The Insert Company also serves the medical and healthcare sector, including fasteners for hospital bed manufacturers – which was to become significant as the year wore on. When the Covid‐19 pandemic hit, governments across the world imposed lockdowns. The UK government’s furlough scheme was taken up by a number of fastener businesses, including The Insert Company. With staff furloughed, The Insert Company was operating on a much‐reduced basis.
Broome picks up the story: “With no staff working and the business remaining open, I was expecting that we would have minimal orders coming in, just bits and bobs. As it turned out, new customers were using us as a lot of other suppliers had completely shut down. So, I was getting my hands dirty, packing all the pallets, doing eight to 10 hours every day for five days a week.”
In addition to keeping busy with everyday business, the Insert Company also got involved in some headline national projects, designed to combat the pandemic’s spread.
“The first project we got involved with was supplying nearly 300,000 inserts for the BlueSky ventilators,” says the Sales Director. This scheme was put together by a consortium including Red Bull and Renault, aiming to make thousands of medical ventilators as the NHS readied for an expected peak of Covid‐19 cases.
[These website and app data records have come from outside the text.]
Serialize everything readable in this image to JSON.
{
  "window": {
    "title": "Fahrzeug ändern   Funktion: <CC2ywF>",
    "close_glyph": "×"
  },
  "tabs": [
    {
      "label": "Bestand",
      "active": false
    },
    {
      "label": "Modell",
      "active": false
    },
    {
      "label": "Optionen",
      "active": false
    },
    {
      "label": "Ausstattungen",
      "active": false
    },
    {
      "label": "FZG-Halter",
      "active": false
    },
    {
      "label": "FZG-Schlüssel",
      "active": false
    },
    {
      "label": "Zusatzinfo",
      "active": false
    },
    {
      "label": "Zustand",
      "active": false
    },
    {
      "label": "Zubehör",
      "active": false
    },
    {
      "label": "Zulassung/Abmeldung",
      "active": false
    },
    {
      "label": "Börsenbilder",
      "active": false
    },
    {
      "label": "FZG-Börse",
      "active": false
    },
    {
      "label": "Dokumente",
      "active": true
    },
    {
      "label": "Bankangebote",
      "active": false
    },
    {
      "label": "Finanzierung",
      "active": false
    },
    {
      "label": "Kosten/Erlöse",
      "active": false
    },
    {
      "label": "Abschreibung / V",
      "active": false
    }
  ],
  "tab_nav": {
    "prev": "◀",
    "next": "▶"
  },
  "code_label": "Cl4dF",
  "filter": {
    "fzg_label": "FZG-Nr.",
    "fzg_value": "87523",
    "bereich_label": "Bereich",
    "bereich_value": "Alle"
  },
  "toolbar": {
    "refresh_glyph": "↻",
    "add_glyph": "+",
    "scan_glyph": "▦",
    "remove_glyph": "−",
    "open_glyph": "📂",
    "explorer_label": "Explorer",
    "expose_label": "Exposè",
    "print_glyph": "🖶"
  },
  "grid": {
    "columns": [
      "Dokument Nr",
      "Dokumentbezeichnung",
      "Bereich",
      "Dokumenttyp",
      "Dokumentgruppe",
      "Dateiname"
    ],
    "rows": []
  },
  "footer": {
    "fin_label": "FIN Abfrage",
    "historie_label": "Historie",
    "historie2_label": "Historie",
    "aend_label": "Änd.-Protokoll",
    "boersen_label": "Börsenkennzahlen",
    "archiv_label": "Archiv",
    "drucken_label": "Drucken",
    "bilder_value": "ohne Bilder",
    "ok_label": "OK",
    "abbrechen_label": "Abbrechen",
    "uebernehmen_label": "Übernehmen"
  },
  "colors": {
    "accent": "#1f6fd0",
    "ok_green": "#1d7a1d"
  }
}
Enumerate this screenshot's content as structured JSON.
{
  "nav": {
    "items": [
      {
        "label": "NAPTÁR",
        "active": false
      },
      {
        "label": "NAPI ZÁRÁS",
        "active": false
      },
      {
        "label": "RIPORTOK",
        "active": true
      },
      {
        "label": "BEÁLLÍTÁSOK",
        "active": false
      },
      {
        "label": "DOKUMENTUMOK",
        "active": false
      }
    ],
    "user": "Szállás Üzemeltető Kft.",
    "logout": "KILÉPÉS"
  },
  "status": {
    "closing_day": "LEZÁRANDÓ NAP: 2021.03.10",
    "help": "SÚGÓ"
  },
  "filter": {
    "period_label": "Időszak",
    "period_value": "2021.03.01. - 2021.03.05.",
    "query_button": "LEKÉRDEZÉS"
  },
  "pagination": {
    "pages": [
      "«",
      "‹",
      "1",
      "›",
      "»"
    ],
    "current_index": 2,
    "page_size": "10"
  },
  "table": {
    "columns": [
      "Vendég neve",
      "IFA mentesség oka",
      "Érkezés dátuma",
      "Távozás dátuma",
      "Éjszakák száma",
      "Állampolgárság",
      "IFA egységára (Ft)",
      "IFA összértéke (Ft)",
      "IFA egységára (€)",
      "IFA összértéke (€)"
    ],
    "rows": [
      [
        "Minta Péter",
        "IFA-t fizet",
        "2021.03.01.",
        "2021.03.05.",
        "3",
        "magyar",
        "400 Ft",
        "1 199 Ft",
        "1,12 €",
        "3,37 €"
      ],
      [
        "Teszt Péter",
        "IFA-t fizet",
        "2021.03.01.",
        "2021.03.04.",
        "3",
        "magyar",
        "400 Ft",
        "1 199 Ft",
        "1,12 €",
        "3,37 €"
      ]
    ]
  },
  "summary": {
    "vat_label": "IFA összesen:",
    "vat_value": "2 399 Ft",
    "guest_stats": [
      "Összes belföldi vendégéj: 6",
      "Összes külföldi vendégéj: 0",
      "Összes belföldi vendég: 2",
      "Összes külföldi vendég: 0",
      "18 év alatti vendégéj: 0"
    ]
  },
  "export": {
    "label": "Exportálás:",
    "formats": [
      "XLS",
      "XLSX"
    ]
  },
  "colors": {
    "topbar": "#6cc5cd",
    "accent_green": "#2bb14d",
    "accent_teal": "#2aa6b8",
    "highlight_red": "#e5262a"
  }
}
After supplying the project, the scheme got cancelled just days before production began, but that wasn’t the only way the Insert Company was linked with Covid‐19‐tackling infrastructure.
“We even got involved in the NHS Nightingale hospital in London (pictured top). More recently we supplied bolts and other pieces to the Nightingale hospital they set up in Jersey. We had to fly products in from Europe.”
Despite the lockdown, business was up in April thanks in part to involvement in those projects. Did it surprise the Insert Company to be called upon for these big-name projects?
“Over the years, we have become known as a distributor which can also source from the marketplace. If I haven’t got a certain product to hand then I will know someone who has got it, from the UK to Europe. For the Blue Sky Ventilator project, we had to fly fasteners in from Germany, we used a firm in Spain for the inserts and we sourced more inserts from all around Europe. One order was for 95,000 items. Then they went down to sizes like M2s or M2.5s for 30,000 or 40,000 items. Those are not that popular sizes in volume anymore, so really as a company and for me personally, we had to dig deep and use my 20 years of knowledge.”
The pandemic also brought in business through the shop fitting sector. While retail was hugely hampered by the lockdown, those operating essential businesses – like hardware stores and supermarkets – were adapting their retail areas to allow for social distancing and reduce the chances of spreading the coronavirus.
Broome explains: “We have been supplying the shop fitters for all the Perspex screens that have been going up in supermarkets. We have been supplying boxes of bolts into them and we’ve had orders for them for B&Q too.”
Such has been the demand, fasteners for shopfitting have also been in shorter supply than usual. “We had to work hard – we’d bought all the stock from our usual sources and burned through it all.”
One of the solutions has been coming up with easier to source alternatives that customers that are still fit for purpose. The firm has also been supplying a high‐end visor manufacturer in Leicester, which has been selling tens of thousands of products to household names.
Does Broome anticipate stock shortages down the line? “Potentially, that is my concern. Especially on the furniture side when that has all opened up again, unless Europe and the Far East start producing again very quickly.
“Luckily we carry a lot of inventory so we are still quite well stocked. Certain sizes have been harder to pick back up, but as a company, I am happy with our stock levels. I have been buying stock we didn’t really need to make sure we are ready for when everyone opens again.
“I have now called a couple of staff back in and we are slowly getting indications that things are returning to normal, based on the calls we have had coming in. It looks positive.
“It’s been a bad situation, but we have been operating and supplying a need. I’d rather have not had it, of course. The government grants have helped the situation.
“It’s been a crazy month or so, really. It’s given us pleasure to have been involved in projects like the Nightingale hospitals in London and Jersey. We have a brand name in the UK marketplace. You hear about the big multinationals involved in these big projects, but they couldn’t build anything without the lower tiers and suppliers like us.”